§ TASK PROMPT:
Where the word "expiry" occurs in a line of the listing below, copy that line.

----

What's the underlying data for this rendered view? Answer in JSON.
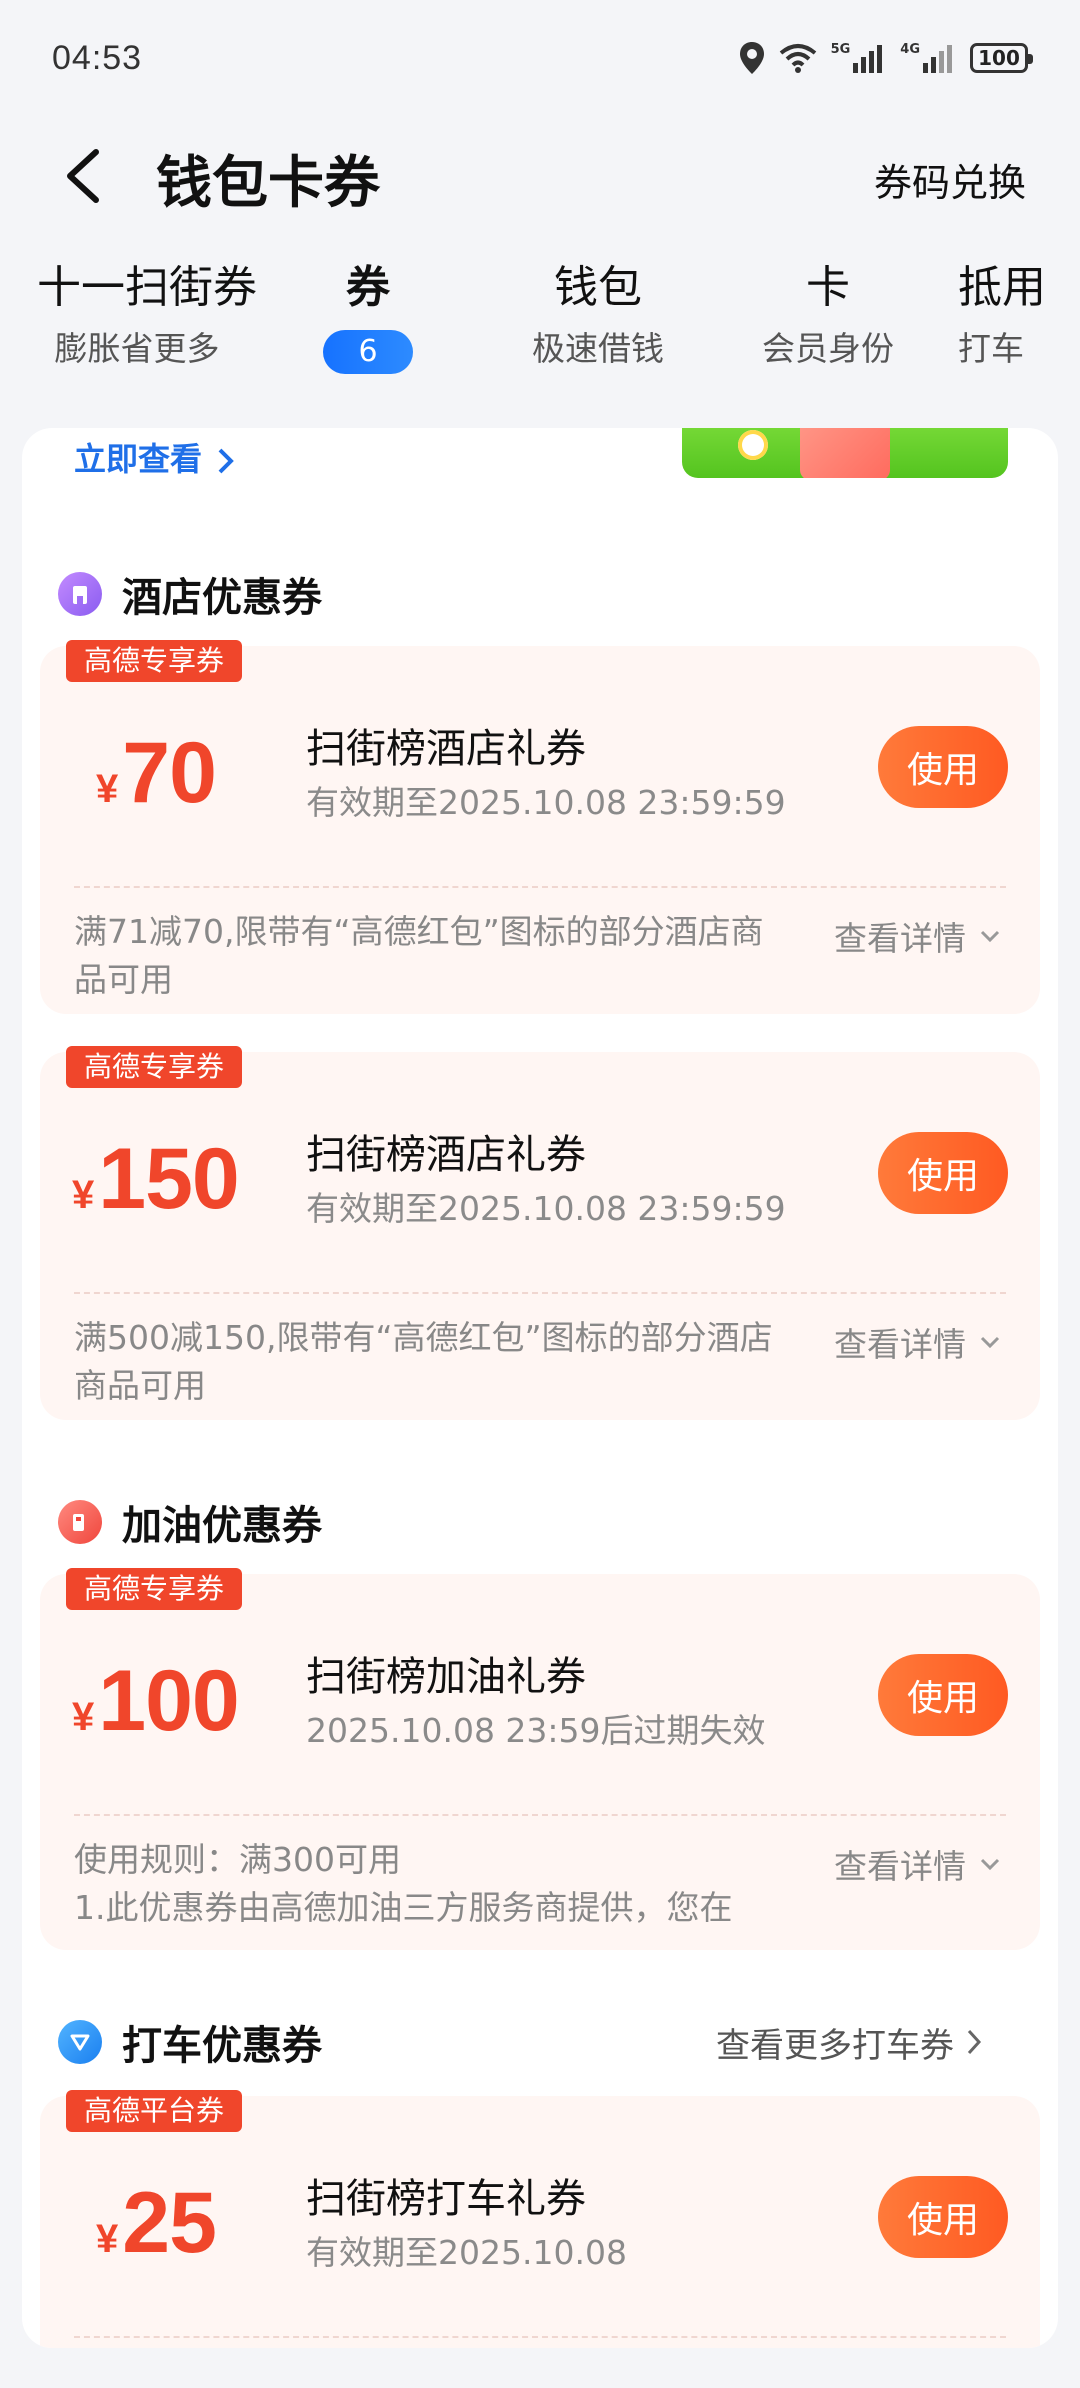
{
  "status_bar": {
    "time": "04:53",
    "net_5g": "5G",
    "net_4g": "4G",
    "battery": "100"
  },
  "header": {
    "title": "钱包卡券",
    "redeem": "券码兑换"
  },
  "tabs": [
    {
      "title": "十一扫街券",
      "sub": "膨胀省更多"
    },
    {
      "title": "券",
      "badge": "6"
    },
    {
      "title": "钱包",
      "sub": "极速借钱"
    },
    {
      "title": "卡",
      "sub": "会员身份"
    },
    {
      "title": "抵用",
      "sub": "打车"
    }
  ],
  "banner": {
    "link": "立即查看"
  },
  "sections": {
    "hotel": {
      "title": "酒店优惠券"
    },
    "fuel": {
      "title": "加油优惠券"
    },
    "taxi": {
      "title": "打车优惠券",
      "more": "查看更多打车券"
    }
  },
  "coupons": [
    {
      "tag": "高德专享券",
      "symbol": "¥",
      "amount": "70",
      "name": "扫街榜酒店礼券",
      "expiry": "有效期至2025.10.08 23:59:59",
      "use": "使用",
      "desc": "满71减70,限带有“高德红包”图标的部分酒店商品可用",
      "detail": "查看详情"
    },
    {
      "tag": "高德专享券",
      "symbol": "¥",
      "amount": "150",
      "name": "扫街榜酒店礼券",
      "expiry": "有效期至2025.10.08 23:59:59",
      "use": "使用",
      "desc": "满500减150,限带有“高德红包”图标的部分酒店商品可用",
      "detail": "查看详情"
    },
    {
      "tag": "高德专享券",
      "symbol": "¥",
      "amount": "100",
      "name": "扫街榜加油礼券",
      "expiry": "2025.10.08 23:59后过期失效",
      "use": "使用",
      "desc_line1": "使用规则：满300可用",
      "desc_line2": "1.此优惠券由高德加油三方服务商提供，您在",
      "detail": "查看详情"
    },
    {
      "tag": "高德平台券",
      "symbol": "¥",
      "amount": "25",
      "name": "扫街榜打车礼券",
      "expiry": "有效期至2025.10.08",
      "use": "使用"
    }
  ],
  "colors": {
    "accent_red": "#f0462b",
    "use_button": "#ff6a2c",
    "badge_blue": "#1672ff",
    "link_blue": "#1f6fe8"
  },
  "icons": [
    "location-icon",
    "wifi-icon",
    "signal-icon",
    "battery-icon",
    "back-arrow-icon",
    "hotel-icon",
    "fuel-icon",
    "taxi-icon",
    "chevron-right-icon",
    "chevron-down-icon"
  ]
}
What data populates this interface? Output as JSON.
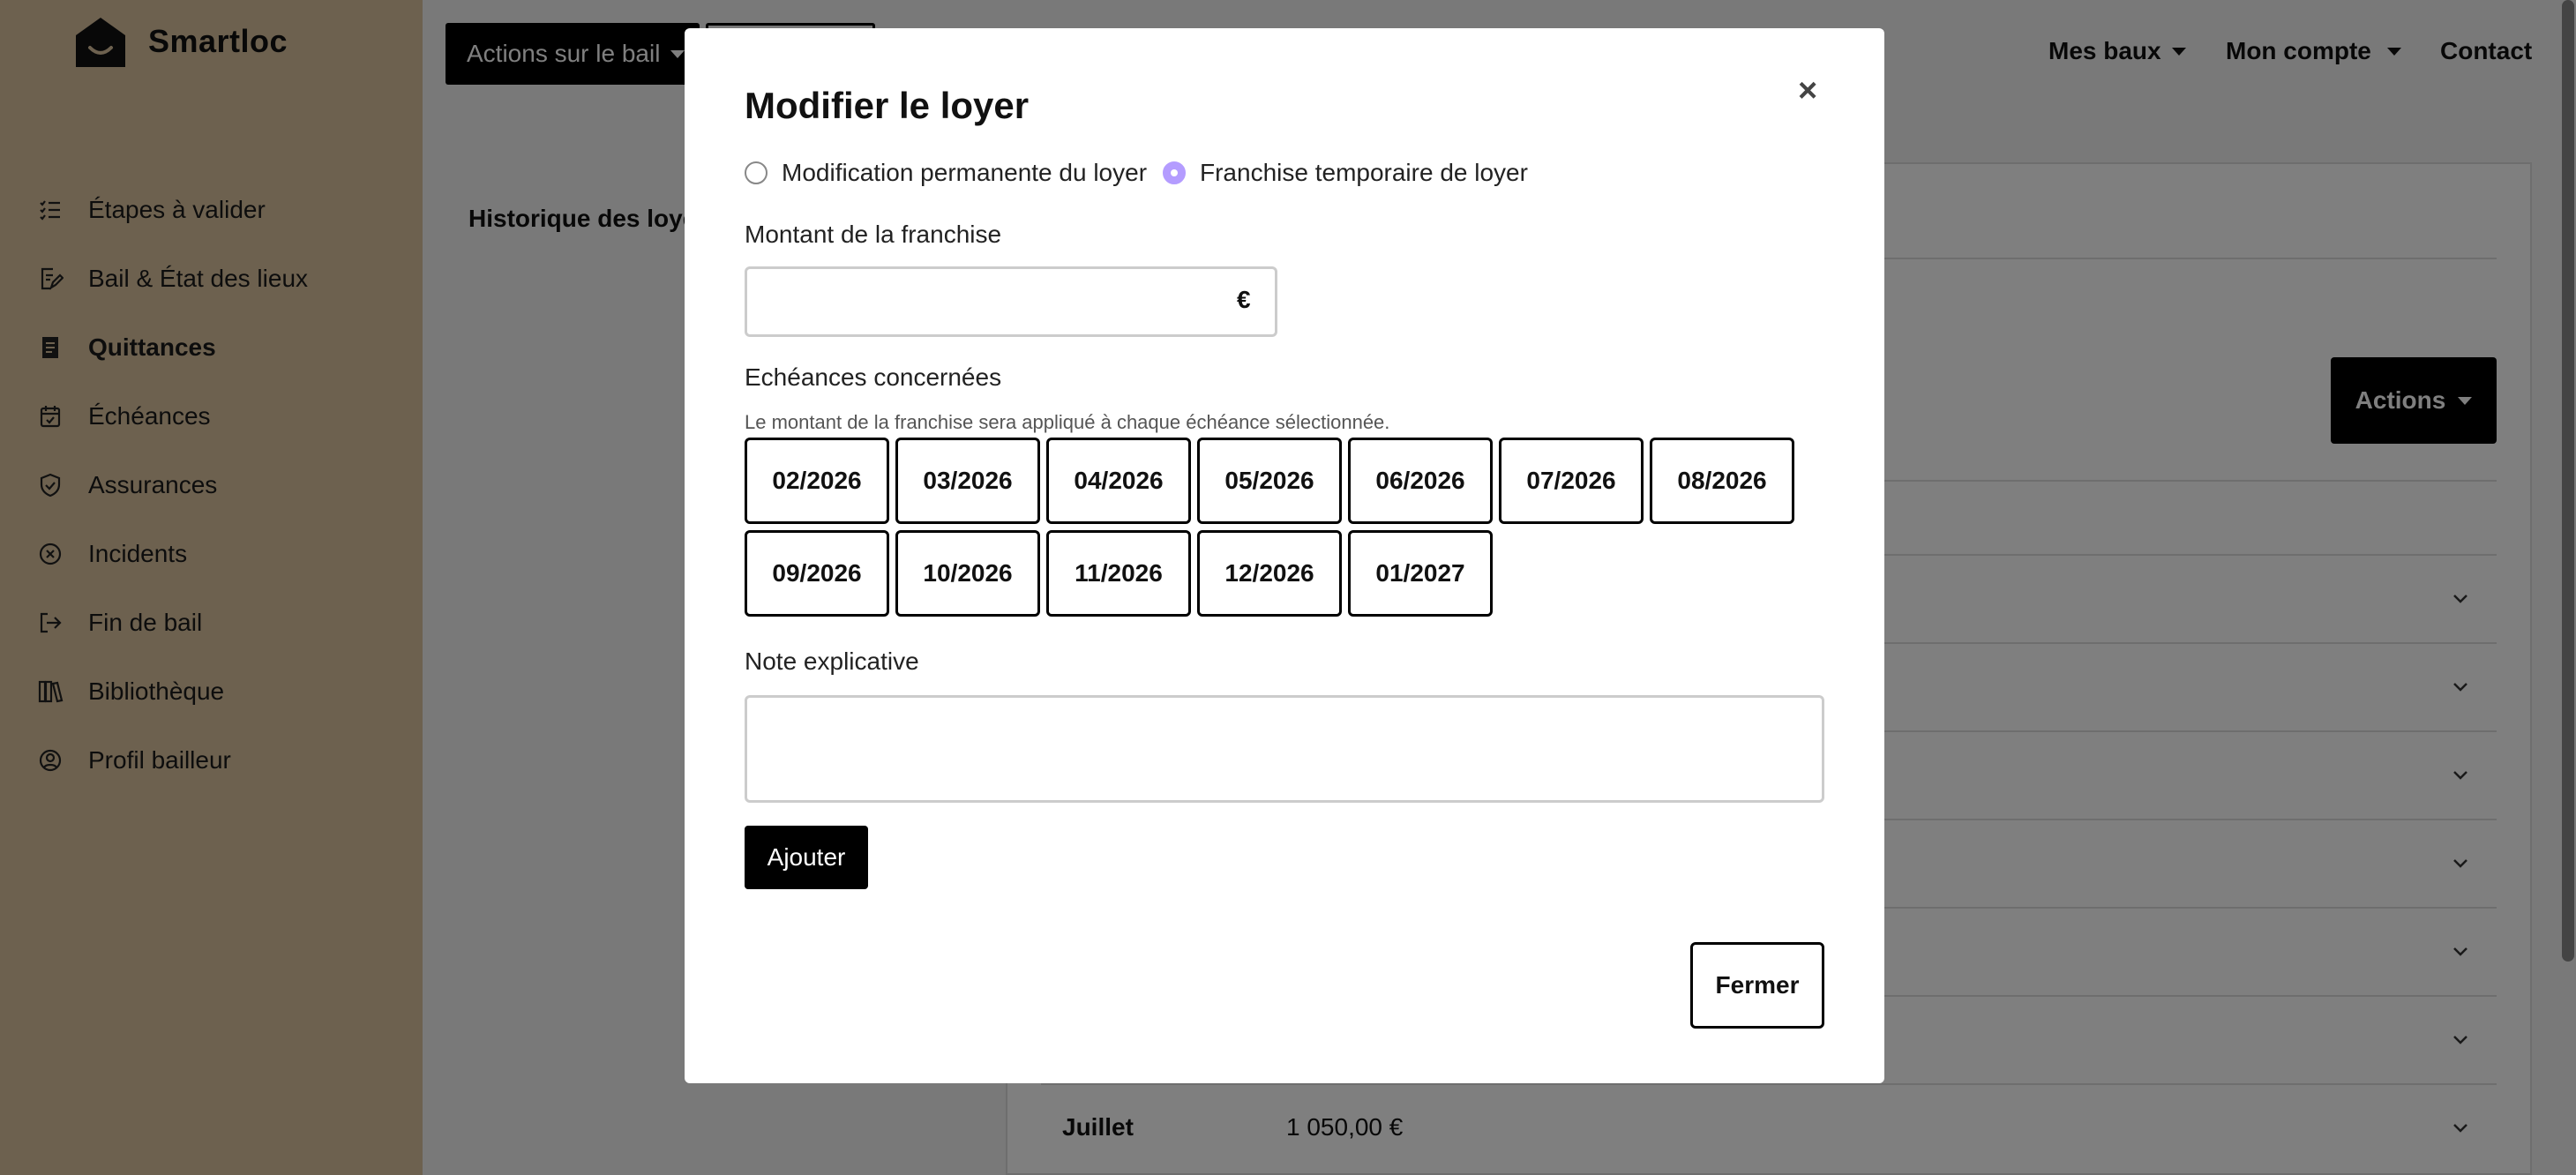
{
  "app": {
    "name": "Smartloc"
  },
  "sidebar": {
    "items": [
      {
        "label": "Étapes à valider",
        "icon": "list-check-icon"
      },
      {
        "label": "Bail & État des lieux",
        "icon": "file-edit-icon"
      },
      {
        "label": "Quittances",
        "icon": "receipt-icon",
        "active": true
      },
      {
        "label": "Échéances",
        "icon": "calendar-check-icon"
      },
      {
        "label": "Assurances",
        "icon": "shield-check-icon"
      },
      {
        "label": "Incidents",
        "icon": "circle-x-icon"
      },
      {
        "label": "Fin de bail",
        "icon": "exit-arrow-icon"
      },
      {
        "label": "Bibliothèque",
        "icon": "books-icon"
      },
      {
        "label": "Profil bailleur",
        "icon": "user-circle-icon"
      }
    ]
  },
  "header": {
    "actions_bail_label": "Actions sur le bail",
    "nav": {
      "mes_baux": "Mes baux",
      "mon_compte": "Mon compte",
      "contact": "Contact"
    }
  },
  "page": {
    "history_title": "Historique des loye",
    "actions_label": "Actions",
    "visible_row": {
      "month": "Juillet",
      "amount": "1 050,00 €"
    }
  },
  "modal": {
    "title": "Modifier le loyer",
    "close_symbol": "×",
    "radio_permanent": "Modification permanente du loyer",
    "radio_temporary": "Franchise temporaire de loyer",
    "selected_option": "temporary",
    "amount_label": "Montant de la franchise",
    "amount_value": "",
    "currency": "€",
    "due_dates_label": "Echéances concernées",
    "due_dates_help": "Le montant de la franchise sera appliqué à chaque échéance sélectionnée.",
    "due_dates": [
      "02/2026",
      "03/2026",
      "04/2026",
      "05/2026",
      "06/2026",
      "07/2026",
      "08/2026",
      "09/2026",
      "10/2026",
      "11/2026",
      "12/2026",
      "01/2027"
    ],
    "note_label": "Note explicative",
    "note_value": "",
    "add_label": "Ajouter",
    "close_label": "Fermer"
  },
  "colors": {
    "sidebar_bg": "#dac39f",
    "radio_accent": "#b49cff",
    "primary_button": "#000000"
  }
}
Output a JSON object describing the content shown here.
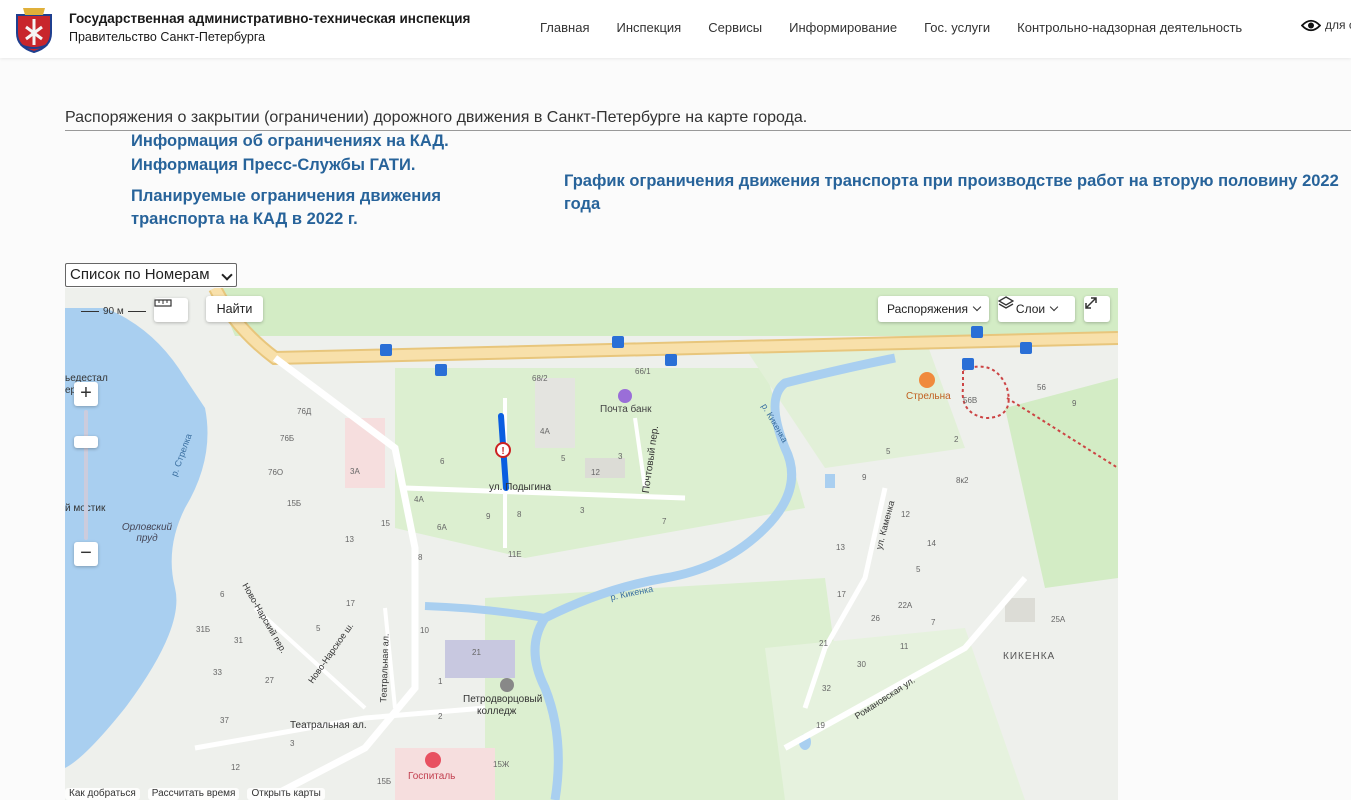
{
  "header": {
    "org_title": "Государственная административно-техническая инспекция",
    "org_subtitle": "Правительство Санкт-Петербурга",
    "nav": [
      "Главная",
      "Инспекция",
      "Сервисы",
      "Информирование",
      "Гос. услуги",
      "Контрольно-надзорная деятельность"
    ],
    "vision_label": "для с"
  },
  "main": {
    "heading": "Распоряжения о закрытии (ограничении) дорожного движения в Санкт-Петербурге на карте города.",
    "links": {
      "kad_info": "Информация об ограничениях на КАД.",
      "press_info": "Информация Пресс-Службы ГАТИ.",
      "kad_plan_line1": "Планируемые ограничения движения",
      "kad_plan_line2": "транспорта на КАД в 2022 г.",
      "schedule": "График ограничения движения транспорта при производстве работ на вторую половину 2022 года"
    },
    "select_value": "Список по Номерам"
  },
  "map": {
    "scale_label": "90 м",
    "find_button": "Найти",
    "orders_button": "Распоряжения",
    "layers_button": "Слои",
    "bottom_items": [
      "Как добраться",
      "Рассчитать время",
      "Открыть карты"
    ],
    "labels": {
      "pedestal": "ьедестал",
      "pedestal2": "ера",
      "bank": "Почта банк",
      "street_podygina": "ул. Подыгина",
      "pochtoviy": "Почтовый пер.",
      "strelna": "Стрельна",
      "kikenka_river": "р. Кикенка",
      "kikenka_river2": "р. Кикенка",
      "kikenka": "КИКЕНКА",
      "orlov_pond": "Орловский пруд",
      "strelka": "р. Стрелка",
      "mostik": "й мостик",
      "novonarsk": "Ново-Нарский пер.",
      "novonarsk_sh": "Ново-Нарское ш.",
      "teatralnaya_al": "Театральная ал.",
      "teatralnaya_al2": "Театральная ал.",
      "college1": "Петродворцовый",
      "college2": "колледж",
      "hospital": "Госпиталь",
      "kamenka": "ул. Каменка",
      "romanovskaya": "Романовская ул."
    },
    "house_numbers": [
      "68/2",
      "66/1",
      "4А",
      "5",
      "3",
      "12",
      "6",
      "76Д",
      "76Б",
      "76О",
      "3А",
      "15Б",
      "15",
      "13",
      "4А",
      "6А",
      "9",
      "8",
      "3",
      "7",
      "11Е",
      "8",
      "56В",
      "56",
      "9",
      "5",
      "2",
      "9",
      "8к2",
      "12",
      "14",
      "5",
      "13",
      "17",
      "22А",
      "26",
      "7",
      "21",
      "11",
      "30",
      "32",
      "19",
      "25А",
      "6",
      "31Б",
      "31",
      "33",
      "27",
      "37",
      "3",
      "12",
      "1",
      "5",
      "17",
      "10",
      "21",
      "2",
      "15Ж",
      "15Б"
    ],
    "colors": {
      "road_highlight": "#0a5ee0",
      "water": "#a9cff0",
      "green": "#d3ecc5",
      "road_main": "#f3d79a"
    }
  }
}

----

§ OUTPUT:
      "expiry": "有效期至2025.10.08 23:59:59",
      "expiry": "有效期至2025.10.08 23:59:59",
      "expiry": "2025.10.08 23:59后过期失效",
      "expiry": "有效期至2025.10.08",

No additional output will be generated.